*** Opening of Record extracts ***

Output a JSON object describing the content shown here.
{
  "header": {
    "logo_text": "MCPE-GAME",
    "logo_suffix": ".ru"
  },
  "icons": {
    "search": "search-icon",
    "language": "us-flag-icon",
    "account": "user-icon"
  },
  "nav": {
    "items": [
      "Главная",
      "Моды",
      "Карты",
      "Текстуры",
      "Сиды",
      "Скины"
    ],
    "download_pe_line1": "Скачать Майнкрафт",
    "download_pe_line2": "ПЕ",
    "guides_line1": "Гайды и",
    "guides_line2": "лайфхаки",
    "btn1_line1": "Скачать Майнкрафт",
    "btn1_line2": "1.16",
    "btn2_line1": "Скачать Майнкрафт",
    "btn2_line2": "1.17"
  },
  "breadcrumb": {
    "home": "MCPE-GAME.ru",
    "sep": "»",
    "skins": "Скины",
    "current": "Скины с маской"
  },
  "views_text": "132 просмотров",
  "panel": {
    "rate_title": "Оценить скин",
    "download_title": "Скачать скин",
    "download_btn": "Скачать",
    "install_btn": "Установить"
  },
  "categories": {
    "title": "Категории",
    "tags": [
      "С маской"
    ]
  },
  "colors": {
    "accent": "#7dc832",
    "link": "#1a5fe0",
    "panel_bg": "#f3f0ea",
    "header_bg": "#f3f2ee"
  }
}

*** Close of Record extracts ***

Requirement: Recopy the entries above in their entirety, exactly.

Response to this exercise:
Output a JSON object describing the content shown here.
{
  "header": {
    "logo_text": "MCPE-GAME",
    "logo_suffix": ".ru"
  },
  "icons": {
    "search": "search-icon",
    "language": "us-flag-icon",
    "account": "user-icon"
  },
  "nav": {
    "items": [
      "Главная",
      "Моды",
      "Карты",
      "Текстуры",
      "Сиды",
      "Скины"
    ],
    "download_pe_line1": "Скачать Майнкрафт",
    "download_pe_line2": "ПЕ",
    "guides_line1": "Гайды и",
    "guides_line2": "лайфхаки",
    "btn1_line1": "Скачать Майнкрафт",
    "btn1_line2": "1.16",
    "btn2_line1": "Скачать Майнкрафт",
    "btn2_line2": "1.17"
  },
  "breadcrumb": {
    "home": "MCPE-GAME.ru",
    "sep": "»",
    "skins": "Скины",
    "current": "Скины с маской"
  },
  "views_text": "132 просмотров",
  "panel": {
    "rate_title": "Оценить скин",
    "download_title": "Скачать скин",
    "download_btn": "Скачать",
    "install_btn": "Установить"
  },
  "categories": {
    "title": "Категории",
    "tags": [
      "С маской"
    ]
  },
  "colors": {
    "accent": "#7dc832",
    "link": "#1a5fe0",
    "panel_bg": "#f3f0ea",
    "header_bg": "#f3f2ee"
  }
}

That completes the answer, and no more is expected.